All of us find life tiresome from time to time, or feel anxious, irritable, tired, distant or sad.  Adolescence is a time when our emotions are especially volatile and unpredictable, when the various challenges being faced make achieving a consistently calm state of mind something of a challenge.

Being a parent is not always easy either. Quite often, despite our best intentions, we find our own emotions become tangled with our efforts to offer help and support our children.  However, there are ways in which we can undertake an initial assessment.

Here are the most common symptoms of depression:

  • Tearful
  • Withdrawn from friends and/or family
  • No longer enjoying hobbies
  • Unable to concentrate
  • Sadness
  • Tired all the time
  • Poor communication
  • Feeling hopeless or helpless
  • Irritable
  • Lack of motivation
  • Anxious
  • Angry
  • Neglect of appearance and/or hygiene

Assessing your child’s condition:

Imagine there are 3 boxes …

  1. The first thing to do is to consider the duration of your child’s low mood.  A persistent low mood might involve four or more of the above symptoms existing simultaneously and continuously for a period of two weeks or more. If this is the case…tick the box.
  2. The second box involves the level of distress afflicting your son or daughter. Are they simply a little fed up or do you sense that they are more profoundly unhappy? This is sometimes difficult to tell, especially if s/he is reluctant to engage and/or keeps their feelings well hidden. But if you sense that s/he is quite deeply unhappy, for a period of two weeks or more…tick the box.
  3. The final box concerns the extent to which s/he is debilitated by their low mood.  If his/her symptoms are such that s/he is unable to live the life they would like or need to lead…tick the box.
    If you have ticked all three boxes, it is time to seek professional help.

Where do you go?

The first step will be to your GP. 50% of GPs have little or no mental health training so it is critical to check whether yours is one with an interest in adolescent mental health treatment. Book a double appointment and ask your teenager whether s/he is happy for you to go together. If the answer is no, don’t push it or show bruised feelings. If your child will only visit the doctor on the condition that you are not there, so be it. The doctor will NOT promise confidentiality. It is the doctor’s call. If s/he judges your child to be at risk, s/he will use the information to safeguard your child, whether or not your child agrees. And this may, or may not, involve sharing information with you, the parent. If you do not feel confident in your GP or feel the first session is unproductive, seek the advice of another GP.

A parent can’t force a child go to a doctor once they are 12/13. This becomes a matter of perceived risk. If you perceive there to be a serious risk of serious self-harm/suicide, then your alternative is to call the emergency services.

What might you expect from a positive consultation?
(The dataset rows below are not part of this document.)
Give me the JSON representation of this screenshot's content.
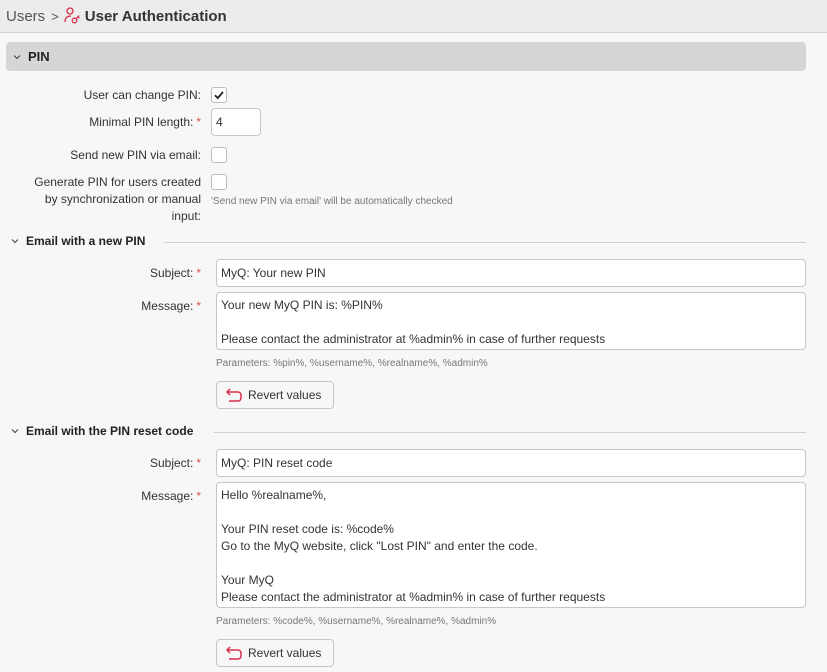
{
  "breadcrumb": {
    "parent": "Users",
    "separator": ">",
    "current": "User Authentication",
    "icon": "user-key-icon"
  },
  "colors": {
    "accent": "#d6304a",
    "required": "#d9534f",
    "section_bar": "#d6d6d6",
    "header_bg": "#ececec",
    "page_bg": "#f7f7f7"
  },
  "pin_section": {
    "title": "PIN",
    "user_can_change_pin": {
      "label": "User can change PIN:",
      "checked": true
    },
    "minimal_pin_length": {
      "label": "Minimal PIN length:",
      "required_mark": "*",
      "value": "4"
    },
    "send_new_pin_via_email": {
      "label": "Send new PIN via email:",
      "checked": false
    },
    "generate_pin": {
      "label_line1": "Generate PIN for users created",
      "label_line2": "by synchronization or manual",
      "label_line3": "input:",
      "checked": false,
      "hint": "'Send new PIN via email' will be automatically checked"
    }
  },
  "email_new_pin": {
    "title": "Email with a new PIN",
    "subject_label": "Subject:",
    "subject_value": "MyQ: Your new PIN",
    "message_label": "Message:",
    "message_value": "Your new MyQ PIN is: %PIN%\n\nPlease contact the administrator at %admin% in case of further requests",
    "required_mark": "*",
    "parameters": "Parameters: %pin%, %username%, %realname%, %admin%",
    "revert_label": "Revert values"
  },
  "email_reset_code": {
    "title": "Email with the PIN reset code",
    "subject_label": "Subject:",
    "subject_value": "MyQ: PIN reset code",
    "message_label": "Message:",
    "message_value": "Hello %realname%,\n\nYour PIN reset code is: %code%\nGo to the MyQ website, click \"Lost PIN\" and enter the code.\n\nYour MyQ\nPlease contact the administrator at %admin% in case of further requests",
    "required_mark": "*",
    "parameters": "Parameters: %code%, %username%, %realname%, %admin%",
    "revert_label": "Revert values"
  }
}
This will depend entirely on your son or daughter’s state of mind, but the key will be the doctor’s ability to engage with someone who might be reluctant to engage.

It is likely that a first GP consultation will result in a ‘watchful waiting’ period designed to collect data and monitor mood. This would be standard practice unless the young person is clearly at imminent risk. A referral to a CAMHS or the private specialist is what you’ll be looking for at this point. Your GP is very unlikely to prescribe medication to a child unless there is a psychiatric overview.

Consult with the school

You will almost certainly wish to consult with your son or daughter’s school. They should have numerous protocols in place which will enable them to monitor, record and report on their experience of your child’s emotional health. They should have in place a policy for recognising and responding to common mental health issues and both your son/daughter and you should be aware of the key pastoral staff responsible for collecting information and taking appropriate action.

Online Support

There are hundreds of websites which offer information and support. Not all are helpful, but the following sites are recommended:

Further Support (in the UK)

Finally, you may decide to seek help independently, in which case you may find the following information helpful:

The Counselling Directory
Riverside Way, Camberley, Surrey, GU15 3YL
Customer Service Team
Telephone: 0844 8030 240
Connecting people with professional support. A free, confidential service whose purpose is to encourage those in distress to seek help; the site also contains a number of sections on emotional disorders and provides some useful statistics.

Association of Child Psychotherapists
120 West Heath Road, London   NW3 7TU
Telephone: 0208 458 1609
Holds registers of Child Psychotherapists in your area.

UK Council for Psychotherapy
Edward House (2nd Fl.), 2 Wakley Street, London, EC1V 7LT
Telephone: 0207 014 9977
Holds a national register of chartered psychotherapists

The British Association for Behavioural & Cognitive Psychotherapists
Imperial House, Hornby Street,  Bury,
Telephone: 0161 705 4304

You can contact Dick Moore for any reason:

Sign up for my Newsletter

Keep up with exclusive advice from leading experts

Leave a Comment